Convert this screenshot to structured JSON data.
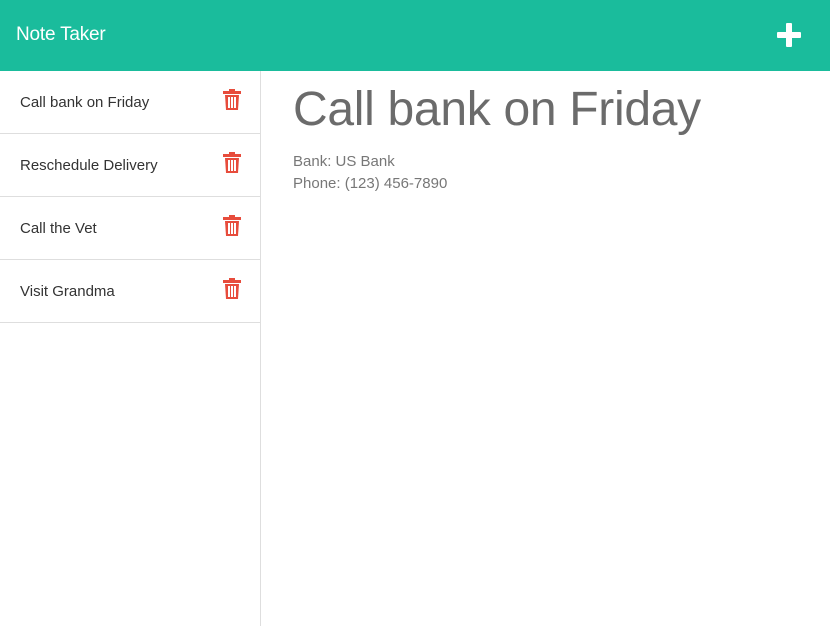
{
  "navbar": {
    "brand": "Note Taker",
    "new_note_icon": "plus-icon",
    "color": "#1abc9c"
  },
  "sidebar": {
    "notes": [
      {
        "title": "Call bank on Friday",
        "delete_icon": "trash-icon"
      },
      {
        "title": "Reschedule Delivery",
        "delete_icon": "trash-icon"
      },
      {
        "title": "Call the Vet",
        "delete_icon": "trash-icon"
      },
      {
        "title": "Visit Grandma",
        "delete_icon": "trash-icon"
      }
    ],
    "delete_color": "#e74c3c"
  },
  "main": {
    "title": "Call bank on Friday",
    "body_lines": [
      "Bank: US Bank",
      "Phone: (123) 456-7890"
    ]
  }
}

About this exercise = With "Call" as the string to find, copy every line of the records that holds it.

Response to the task =
        "title": "Call bank on Friday",
        "title": "Call the Vet",
    "title": "Call bank on Friday",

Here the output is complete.